These workshops develop self-esteem in a way that can contribute to a process of development from the starting point of gender relations and citizenship. The women from the community have a meeting twice a month to discuss subjects which are women related, such as: prostitution, violence against women, machismo, human rights, health reproduction, female self-esteem, abortion and other subjects related to gender.
Women and Youth Workshops
Workshops of crafts for women and youth is a way to keep them involved in the project while developing a future potential for employment and income generation and out of drug traﬃcking or prostitution. The number of women (adults and youth) is on aver- age 35 participating in the meetings and in the craft classes.

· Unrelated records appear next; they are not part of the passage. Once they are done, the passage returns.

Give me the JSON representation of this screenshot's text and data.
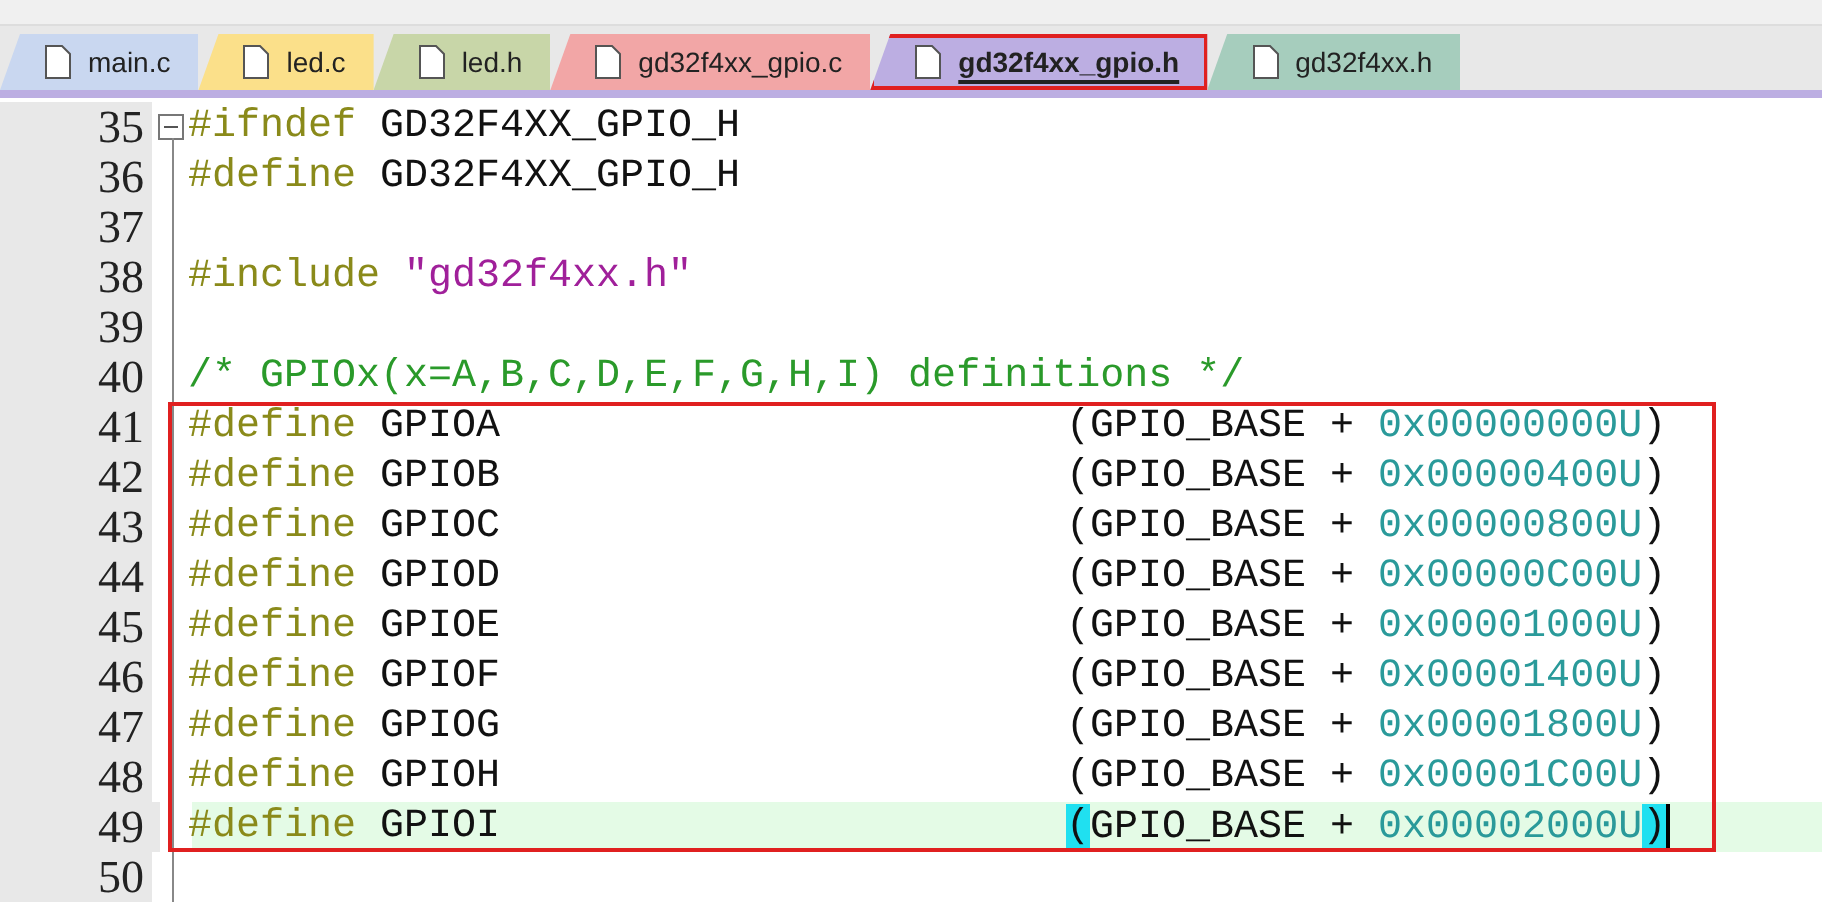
{
  "tabs": [
    {
      "label": "main.c",
      "selected": false,
      "color": "#c9d7f0",
      "annotated": false
    },
    {
      "label": "led.c",
      "selected": false,
      "color": "#fbe08a",
      "annotated": false
    },
    {
      "label": "led.h",
      "selected": false,
      "color": "#c8d6a8",
      "annotated": false
    },
    {
      "label": "gd32f4xx_gpio.c",
      "selected": false,
      "color": "#f2a6a6",
      "annotated": false
    },
    {
      "label": "gd32f4xx_gpio.h",
      "selected": true,
      "color": "#bcaee2",
      "annotated": true
    },
    {
      "label": "gd32f4xx.h",
      "selected": false,
      "color": "#a6cdbd",
      "annotated": false
    }
  ],
  "editor": {
    "lines": [
      {
        "number": "35",
        "fold": true,
        "current": false,
        "boxed": false,
        "code": [
          {
            "text": "#ifndef",
            "kind": "directive"
          },
          {
            "text": " GD32F4XX_GPIO_H",
            "kind": "plain"
          }
        ]
      },
      {
        "number": "36",
        "fold": false,
        "current": false,
        "boxed": false,
        "code": [
          {
            "text": "#define",
            "kind": "directive"
          },
          {
            "text": " GD32F4XX_GPIO_H",
            "kind": "plain"
          }
        ]
      },
      {
        "number": "37",
        "fold": false,
        "current": false,
        "boxed": false
      },
      {
        "number": "38",
        "fold": false,
        "current": false,
        "boxed": false,
        "code": [
          {
            "text": "#include",
            "kind": "directive"
          },
          {
            "text": " \"gd32f4xx.h\"",
            "kind": "string"
          }
        ]
      },
      {
        "number": "39",
        "fold": false,
        "current": false,
        "boxed": false
      },
      {
        "number": "40",
        "fold": false,
        "current": false,
        "boxed": false,
        "code": [
          {
            "text": "/* GPIOx(x=A,B,C,D,E,F,G,H,I) definitions */",
            "kind": "comment"
          }
        ]
      },
      {
        "number": "41",
        "fold": false,
        "current": false,
        "boxed": true,
        "code": [
          {
            "text": "#define",
            "kind": "directive"
          },
          {
            "text": " GPIOA",
            "kind": "plain"
          }
        ],
        "value": [
          {
            "text": "(",
            "kind": "paren",
            "matched": false
          },
          {
            "text": "GPIO_BASE + ",
            "kind": "plain"
          },
          {
            "text": "0x00000000U",
            "kind": "number"
          },
          {
            "text": ")",
            "kind": "paren",
            "matched": false
          }
        ]
      },
      {
        "number": "42",
        "fold": false,
        "current": false,
        "boxed": true,
        "code": [
          {
            "text": "#define",
            "kind": "directive"
          },
          {
            "text": " GPIOB",
            "kind": "plain"
          }
        ],
        "value": [
          {
            "text": "(",
            "kind": "paren",
            "matched": false
          },
          {
            "text": "GPIO_BASE + ",
            "kind": "plain"
          },
          {
            "text": "0x00000400U",
            "kind": "number"
          },
          {
            "text": ")",
            "kind": "paren",
            "matched": false
          }
        ]
      },
      {
        "number": "43",
        "fold": false,
        "current": false,
        "boxed": true,
        "code": [
          {
            "text": "#define",
            "kind": "directive"
          },
          {
            "text": " GPIOC",
            "kind": "plain"
          }
        ],
        "value": [
          {
            "text": "(",
            "kind": "paren",
            "matched": false
          },
          {
            "text": "GPIO_BASE + ",
            "kind": "plain"
          },
          {
            "text": "0x00000800U",
            "kind": "number"
          },
          {
            "text": ")",
            "kind": "paren",
            "matched": false
          }
        ]
      },
      {
        "number": "44",
        "fold": false,
        "current": false,
        "boxed": true,
        "code": [
          {
            "text": "#define",
            "kind": "directive"
          },
          {
            "text": " GPIOD",
            "kind": "plain"
          }
        ],
        "value": [
          {
            "text": "(",
            "kind": "paren",
            "matched": false
          },
          {
            "text": "GPIO_BASE + ",
            "kind": "plain"
          },
          {
            "text": "0x00000C00U",
            "kind": "number"
          },
          {
            "text": ")",
            "kind": "paren",
            "matched": false
          }
        ]
      },
      {
        "number": "45",
        "fold": false,
        "current": false,
        "boxed": true,
        "code": [
          {
            "text": "#define",
            "kind": "directive"
          },
          {
            "text": " GPIOE",
            "kind": "plain"
          }
        ],
        "value": [
          {
            "text": "(",
            "kind": "paren",
            "matched": false
          },
          {
            "text": "GPIO_BASE + ",
            "kind": "plain"
          },
          {
            "text": "0x00001000U",
            "kind": "number"
          },
          {
            "text": ")",
            "kind": "paren",
            "matched": false
          }
        ]
      },
      {
        "number": "46",
        "fold": false,
        "current": false,
        "boxed": true,
        "code": [
          {
            "text": "#define",
            "kind": "directive"
          },
          {
            "text": " GPIOF",
            "kind": "plain"
          }
        ],
        "value": [
          {
            "text": "(",
            "kind": "paren",
            "matched": false
          },
          {
            "text": "GPIO_BASE + ",
            "kind": "plain"
          },
          {
            "text": "0x00001400U",
            "kind": "number"
          },
          {
            "text": ")",
            "kind": "paren",
            "matched": false
          }
        ]
      },
      {
        "number": "47",
        "fold": false,
        "current": false,
        "boxed": true,
        "code": [
          {
            "text": "#define",
            "kind": "directive"
          },
          {
            "text": " GPIOG",
            "kind": "plain"
          }
        ],
        "value": [
          {
            "text": "(",
            "kind": "paren",
            "matched": false
          },
          {
            "text": "GPIO_BASE + ",
            "kind": "plain"
          },
          {
            "text": "0x00001800U",
            "kind": "number"
          },
          {
            "text": ")",
            "kind": "paren",
            "matched": false
          }
        ]
      },
      {
        "number": "48",
        "fold": false,
        "current": false,
        "boxed": true,
        "code": [
          {
            "text": "#define",
            "kind": "directive"
          },
          {
            "text": " GPIOH",
            "kind": "plain"
          }
        ],
        "value": [
          {
            "text": "(",
            "kind": "paren",
            "matched": false
          },
          {
            "text": "GPIO_BASE + ",
            "kind": "plain"
          },
          {
            "text": "0x00001C00U",
            "kind": "number"
          },
          {
            "text": ")",
            "kind": "paren",
            "matched": false
          }
        ]
      },
      {
        "number": "49",
        "fold": false,
        "current": true,
        "boxed": true,
        "code": [
          {
            "text": "#define",
            "kind": "directive"
          },
          {
            "text": " GPIOI",
            "kind": "plain"
          }
        ],
        "value": [
          {
            "text": "(",
            "kind": "paren",
            "matched": true
          },
          {
            "text": "GPIO_BASE + ",
            "kind": "plain"
          },
          {
            "text": "0x00002000U",
            "kind": "number"
          },
          {
            "text": ")",
            "kind": "paren",
            "matched": true
          }
        ]
      },
      {
        "number": "50",
        "fold": false,
        "current": false,
        "boxed": false
      }
    ]
  }
}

Singing and Coral Workshops
These workshops involve 30 youth in flute and gui- tar classes and coral singing 3 times a week.
The classes are helping to keep this group away from the world
of drugs and violence. The city of Maceió now is the 3rd place in
the International ranking index of violence among youth between the ages of 12 to 28 years of age (Annex Table). The region of Grota da Alegria is among the most violent district (Benedito Bentes, Vergel, Jancintinho and Clima Bom) in Maceió and learning to play a musical instrument and the discipline and beau- ty of coral singing oﬀers an alternative the culture of drugs and violence.
Aside from the activities financed by this project (coral, guitar and flute) soccer is an important activity, so with the help of volunteers soccer practice is oﬀered during the week- ends for youth in the community.
Youth Citizen Workshop
These workshops are focused on children who are direct victims of sexual violence and drug traﬃcking. The workshops happen one hour before the beginning of each activity. Here children are counseled about making right choices in life and learn about human rights, the children and ado- lescent statues, and the eﬀects of
alcohol and drugs on their lives, domestic violence, racism, environment and more.
Literacy and Computing Workshops for Adults and Youth
These workshops are designed to improve basic skills in reading and writing, also in computer technology, that are required in today's world of employment, providing better opportunities for advanced education and employment to reduce poverty and improve their conditions and well-being.